Grief & Loss Counseling
Through our work in hospice and health care, we understand the pain and feelings of being “lost” that often accompany loss. You can feel supported while you go through such a difficult journey.
We provide you with a safe, non-judgmental space to explore these intense feelings and work alongside you while you meet the oftentimes challenging process of grieving. Holding space means meeting our clients where they are in the process without pushing or adding more pressure. We can help you gain clarity, provide support, and assist you with ways you can begin to move towards a place of resolution.
We want you to know, there are some predictable stages that most people pass through after losing something or someone important. In her work on death and dying, Elisabeth Kübler-Ross outlined five stages of grieving. These stages (with the exception of the first and last) are often fluid, moving from one to another in no order and often change from one to another over time.

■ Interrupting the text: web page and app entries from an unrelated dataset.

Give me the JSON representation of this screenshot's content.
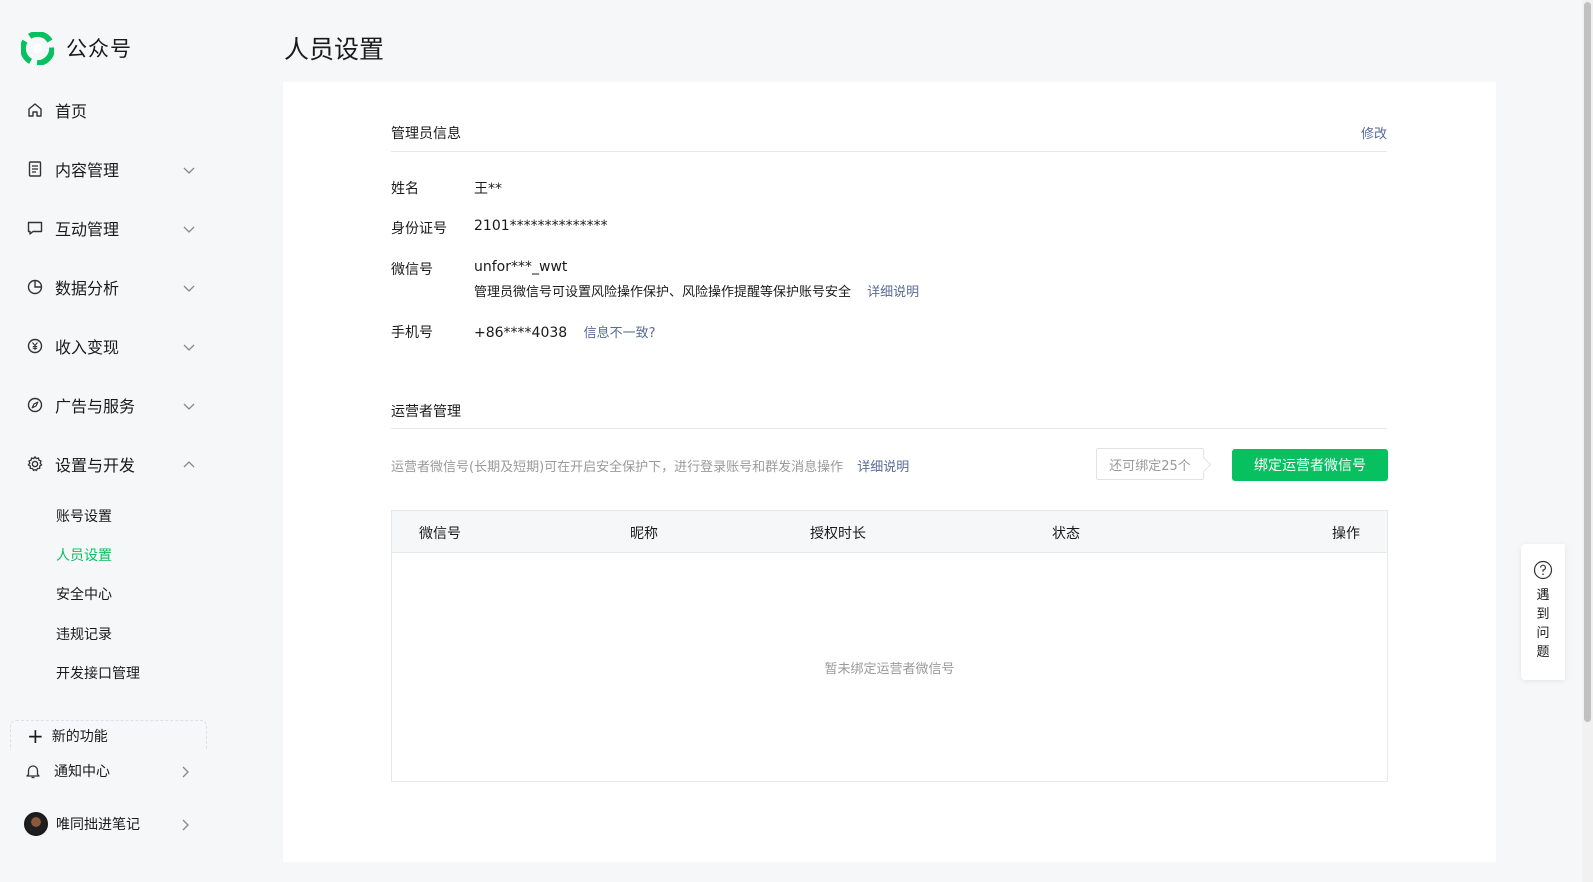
{
  "app": {
    "name": "公众号"
  },
  "sidebar": {
    "nav": [
      {
        "label": "首页",
        "icon": "home-icon",
        "expandable": false
      },
      {
        "label": "内容管理",
        "icon": "document-icon",
        "expandable": true
      },
      {
        "label": "互动管理",
        "icon": "chat-icon",
        "expandable": true
      },
      {
        "label": "数据分析",
        "icon": "pie-chart-icon",
        "expandable": true
      },
      {
        "label": "收入变现",
        "icon": "yen-icon",
        "expandable": true
      },
      {
        "label": "广告与服务",
        "icon": "compass-icon",
        "expandable": true
      },
      {
        "label": "设置与开发",
        "icon": "gear-icon",
        "expandable": true,
        "expanded": true
      }
    ],
    "subitems": [
      {
        "label": "账号设置",
        "active": false
      },
      {
        "label": "人员设置",
        "active": true
      },
      {
        "label": "安全中心",
        "active": false
      },
      {
        "label": "违规记录",
        "active": false
      },
      {
        "label": "开发接口管理",
        "active": false
      }
    ],
    "new_feature": "新的功能",
    "notify": "通知中心",
    "account_name": "唯同拙进笔记"
  },
  "page": {
    "title": "人员设置"
  },
  "admin": {
    "heading": "管理员信息",
    "edit_link": "修改",
    "name_label": "姓名",
    "name_value": "王**",
    "id_label": "身份证号",
    "id_value": "2101**************",
    "wechat_label": "微信号",
    "wechat_value": "unfor***_wwt",
    "wechat_hint": "管理员微信号可设置风险操作保护、风险操作提醒等保护账号安全",
    "wechat_hint_link": "详细说明",
    "phone_label": "手机号",
    "phone_value": "+86****4038",
    "phone_link": "信息不一致?"
  },
  "operators": {
    "heading": "运营者管理",
    "description": "运营者微信号(长期及短期)可在开启安全保护下，进行登录账号和群发消息操作",
    "description_link": "详细说明",
    "quota": "还可绑定25个",
    "bind_button": "绑定运营者微信号",
    "columns": [
      "微信号",
      "昵称",
      "授权时长",
      "状态",
      "操作"
    ],
    "rows": [],
    "empty_text": "暂未绑定运营者微信号"
  },
  "help": {
    "label": "遇到问题"
  },
  "colors": {
    "accent": "#07c160",
    "link": "#576b95",
    "muted": "#9a9a9a"
  }
}
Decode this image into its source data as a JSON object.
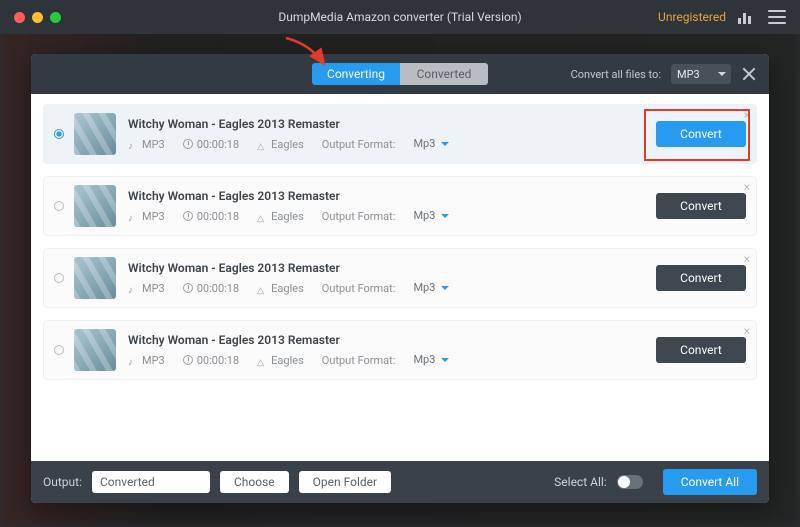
{
  "titlebar": {
    "title": "DumpMedia Amazon converter (Trial Version)",
    "unregistered": "Unregistered"
  },
  "panel": {
    "tabs": {
      "converting": "Converting",
      "converted": "Converted"
    },
    "convert_all_files_to": "Convert all files to:",
    "global_format": "MP3"
  },
  "tracks": [
    {
      "selected": true,
      "title": "Witchy Woman - Eagles 2013 Remaster",
      "format": "MP3",
      "duration": "00:00:18",
      "artist": "Eagles",
      "output_format_label": "Output Format:",
      "output_format": "Mp3",
      "convert_label": "Convert",
      "primary": true
    },
    {
      "selected": false,
      "title": "Witchy Woman - Eagles 2013 Remaster",
      "format": "MP3",
      "duration": "00:00:18",
      "artist": "Eagles",
      "output_format_label": "Output Format:",
      "output_format": "Mp3",
      "convert_label": "Convert",
      "primary": false
    },
    {
      "selected": false,
      "title": "Witchy Woman - Eagles 2013 Remaster",
      "format": "MP3",
      "duration": "00:00:18",
      "artist": "Eagles",
      "output_format_label": "Output Format:",
      "output_format": "Mp3",
      "convert_label": "Convert",
      "primary": false
    },
    {
      "selected": false,
      "title": "Witchy Woman - Eagles 2013 Remaster",
      "format": "MP3",
      "duration": "00:00:18",
      "artist": "Eagles",
      "output_format_label": "Output Format:",
      "output_format": "Mp3",
      "convert_label": "Convert",
      "primary": false
    }
  ],
  "footer": {
    "output_label": "Output:",
    "output_value": "Converted",
    "choose": "Choose",
    "open_folder": "Open Folder",
    "select_all": "Select All:",
    "convert_all": "Convert All"
  }
}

Shock and Denial
The first reaction to loss is often the inability to feel anything. This may include feeling numb, weak, overwhelmed, anxious, not yourself, or withdrawn.
Blaming yourself or others for the loss.
“If you’ll just let him live, I’ll promise to go to church every Sunday for the rest of my life.”
Feeling deep sadness, disturbed sleep and eating patterns, excessive crying, change in appetite, motivation, and interest in your usual activities.
Beginning to look for the lessons of the experience.
Kinds of Losses
Some examples of significant losses are:
Loss of a person through death
Loss of your good health when you are diagnosed with a disease
Loss of a body part through accident or surgery
Loss of an ability, such as blindness
Loss of a friend who has moved
Loss of everything familiar when you move away
Each kind of loss affects each person in a different way, but the recovery process usually follows Kübler-Ross’s five stages.
Recovering from Loss: Some Key Points
1. You are responsible for your own grief process. No one can tell you how to grieve, and no one will do your grieving for you. It is hard work and you must manage the process by yourself. We can assist you through this time.
2. The grief process has a purpose. It is to help you learn to accept the reality of the loss and to learn from the experience.
3. Remind yourself that your grief will end. You will not feel like this forever. You will heal.
4. Take care of your health. Grief is extremely stressful, and it requires energy to manage the stress.
This is not a comprehensive list but can help you understand some of the elements that are important to the grieving process.